---------- Data records ----------

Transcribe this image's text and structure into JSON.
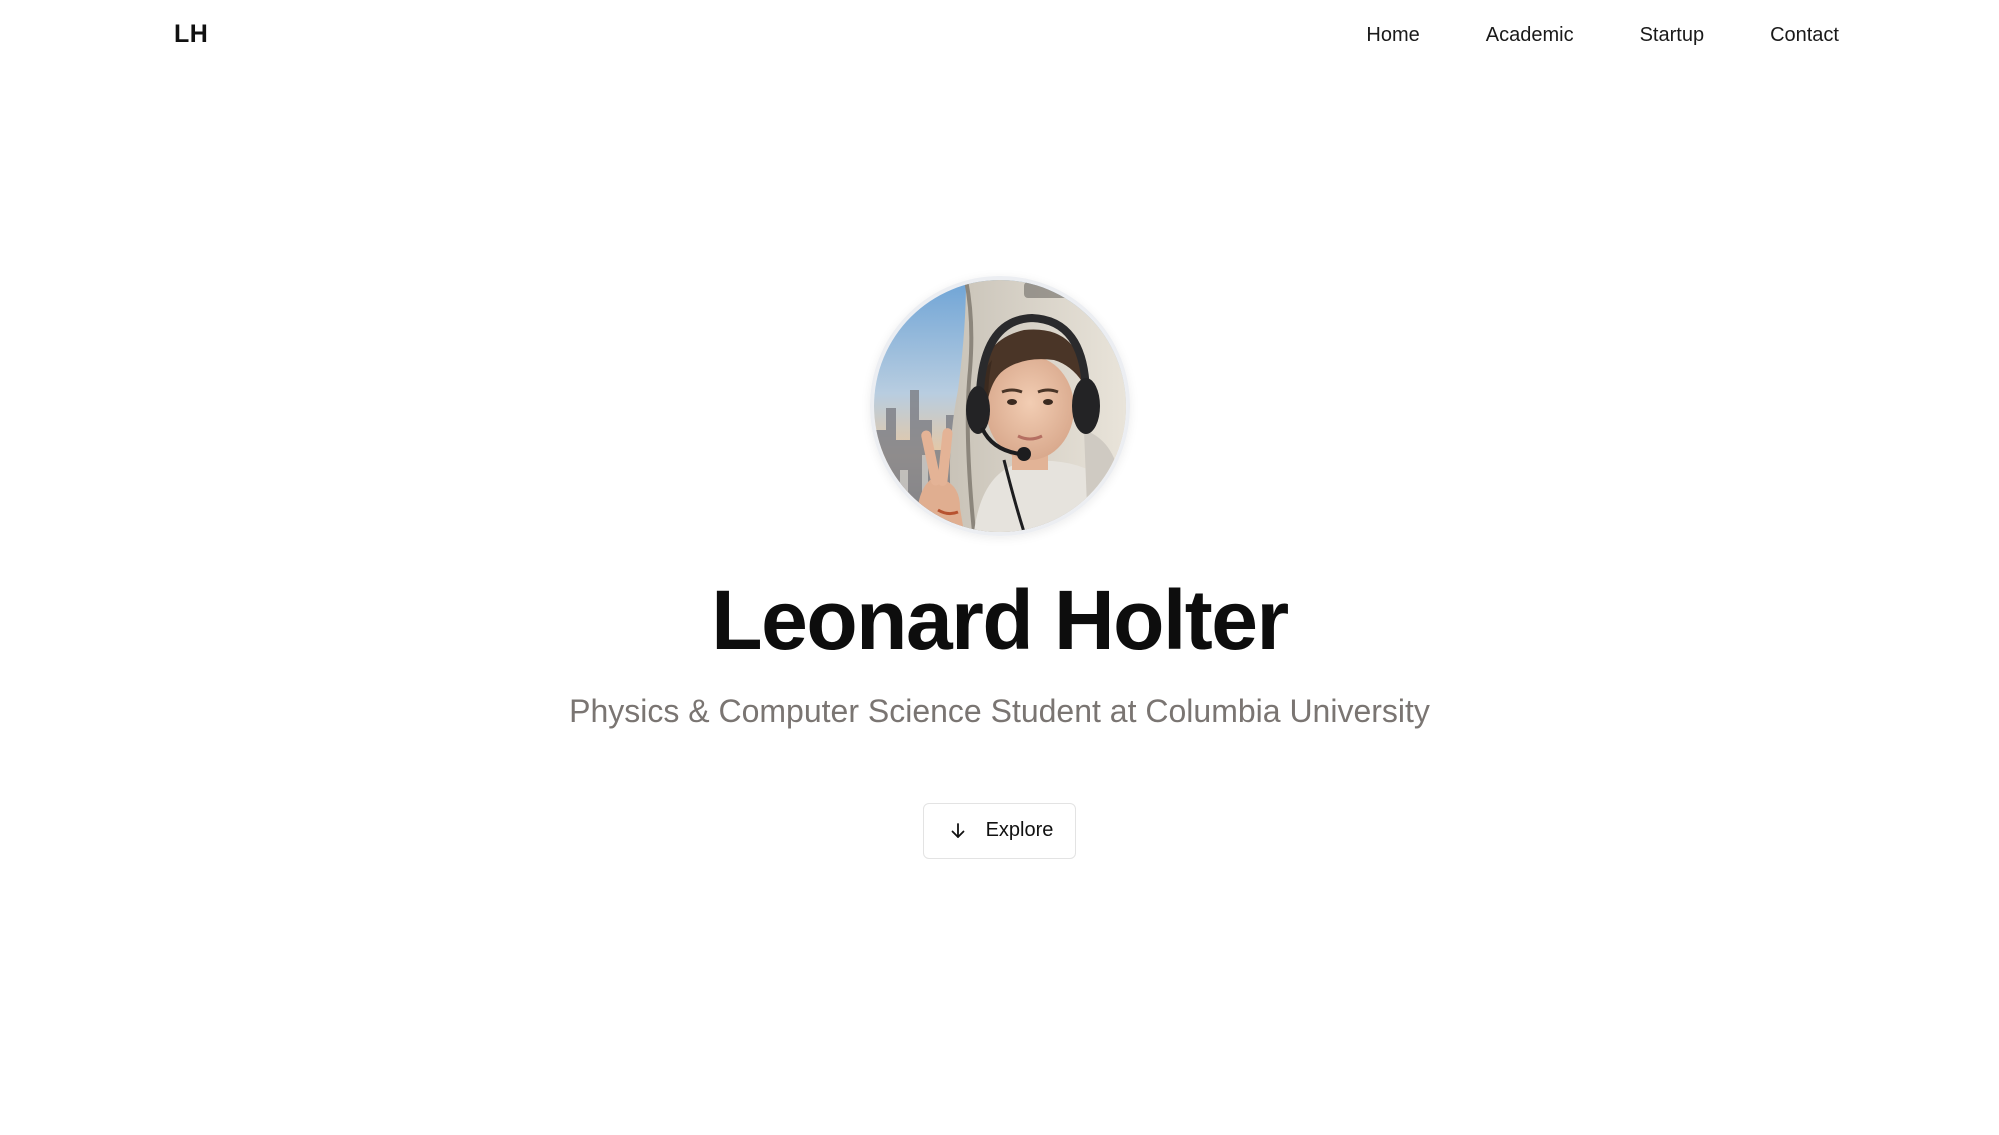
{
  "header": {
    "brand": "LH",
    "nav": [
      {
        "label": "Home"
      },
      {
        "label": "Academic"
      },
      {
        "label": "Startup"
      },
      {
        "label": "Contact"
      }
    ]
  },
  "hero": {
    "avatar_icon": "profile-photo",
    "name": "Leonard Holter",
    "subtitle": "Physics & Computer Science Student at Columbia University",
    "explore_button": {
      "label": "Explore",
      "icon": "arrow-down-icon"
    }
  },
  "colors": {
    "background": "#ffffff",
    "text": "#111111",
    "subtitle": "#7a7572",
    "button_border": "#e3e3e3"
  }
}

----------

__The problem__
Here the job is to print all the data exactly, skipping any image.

__Result of the exercise__
Transcribe this image's text and structure into JSON.
{
  "header": {
    "brand": "LH",
    "nav": [
      {
        "label": "Home"
      },
      {
        "label": "Academic"
      },
      {
        "label": "Startup"
      },
      {
        "label": "Contact"
      }
    ]
  },
  "hero": {
    "avatar_icon": "profile-photo",
    "name": "Leonard Holter",
    "subtitle": "Physics & Computer Science Student at Columbia University",
    "explore_button": {
      "label": "Explore",
      "icon": "arrow-down-icon"
    }
  },
  "colors": {
    "background": "#ffffff",
    "text": "#111111",
    "subtitle": "#7a7572",
    "button_border": "#e3e3e3"
  }
}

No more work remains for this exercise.